■ **TASK TO COMPLETE**
Copy each line of the records that contains the word "icon".

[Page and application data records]
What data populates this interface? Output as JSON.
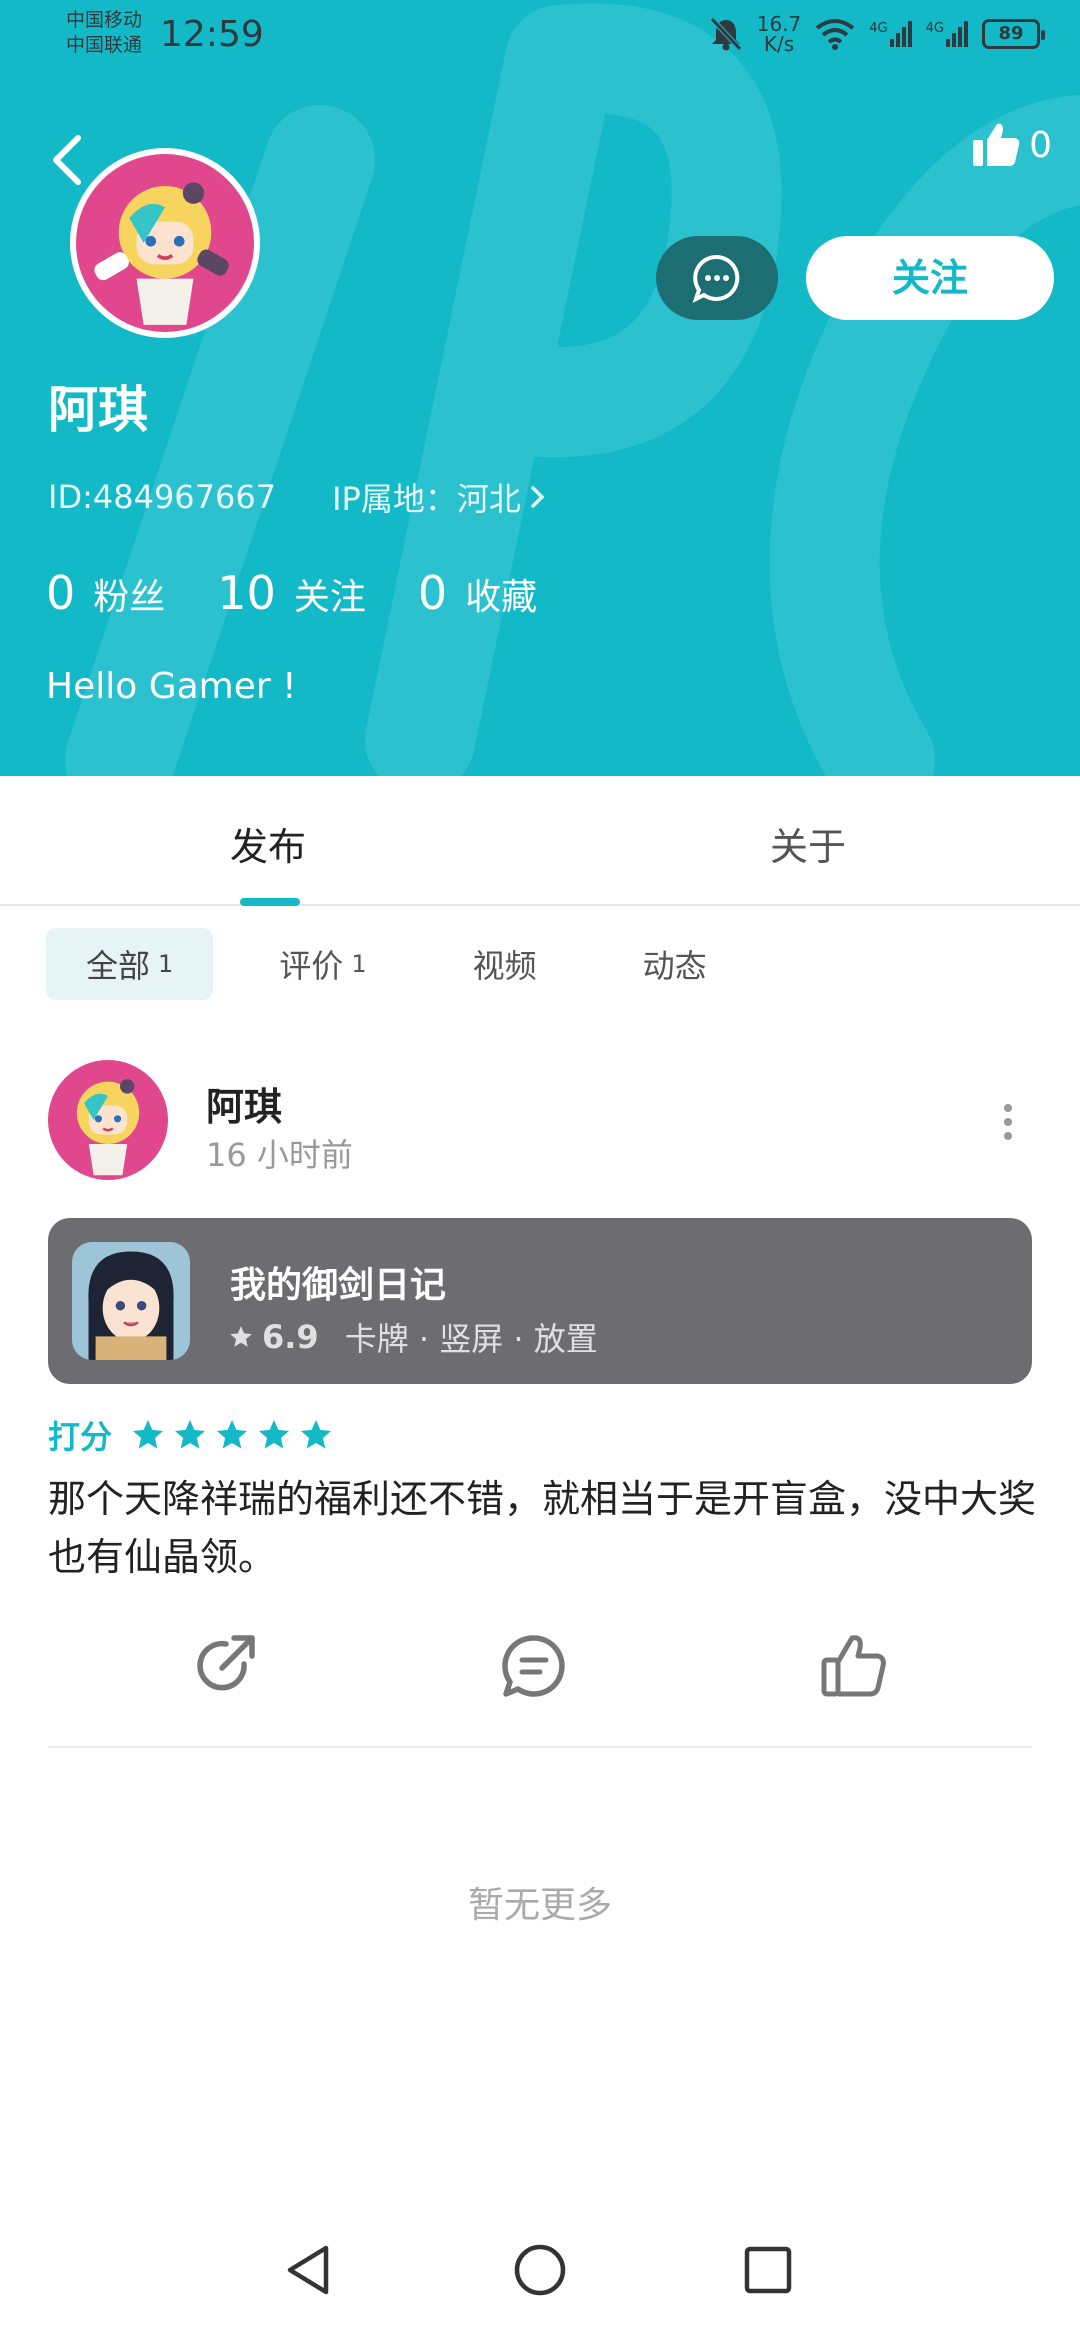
{
  "status_bar": {
    "carrier_1": "中国移动",
    "carrier_2": "中国联通",
    "time": "12:59",
    "net_speed_value": "16.7",
    "net_speed_unit": "K/s",
    "signal_1": "4G",
    "signal_2": "4G",
    "battery": "89"
  },
  "header": {
    "bg_color": "#14b9c8",
    "like_count": "0",
    "chat_icon": "chat-bubble-icon",
    "follow_label": "关注",
    "username": "阿琪",
    "user_id": "ID:484967667",
    "ip_location": "IP属地：河北",
    "stats": [
      {
        "value": "0",
        "label": "粉丝"
      },
      {
        "value": "10",
        "label": "关注"
      },
      {
        "value": "0",
        "label": "收藏"
      }
    ],
    "bio": "Hello Gamer !"
  },
  "tabs": [
    {
      "label": "发布",
      "active": true
    },
    {
      "label": "关于",
      "active": false
    }
  ],
  "subtabs": [
    {
      "label": "全部",
      "count": "1",
      "active": true
    },
    {
      "label": "评价",
      "count": "1",
      "active": false
    },
    {
      "label": "视频",
      "count": "",
      "active": false
    },
    {
      "label": "动态",
      "count": "",
      "active": false
    }
  ],
  "post": {
    "author": "阿琪",
    "time": "16 小时前",
    "game": {
      "title": "我的御剑日记",
      "rating": "6.9",
      "tags": "卡牌 · 竖屏 · 放置"
    },
    "score_label": "打分",
    "stars": 5,
    "text": "那个天降祥瑞的福利还不错，就相当于是开盲盒，没中大奖也有仙晶领。",
    "actions": [
      "share-icon",
      "comment-icon",
      "thumbs-up-icon"
    ]
  },
  "footer_text": "暂无更多",
  "accent_color": "#14b9c8"
}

■ **RESPONSE FOR THIS EXERCISE**
    "chat_icon": "chat-bubble-icon",
      "share-icon",
      "comment-icon",
      "thumbs-up-icon"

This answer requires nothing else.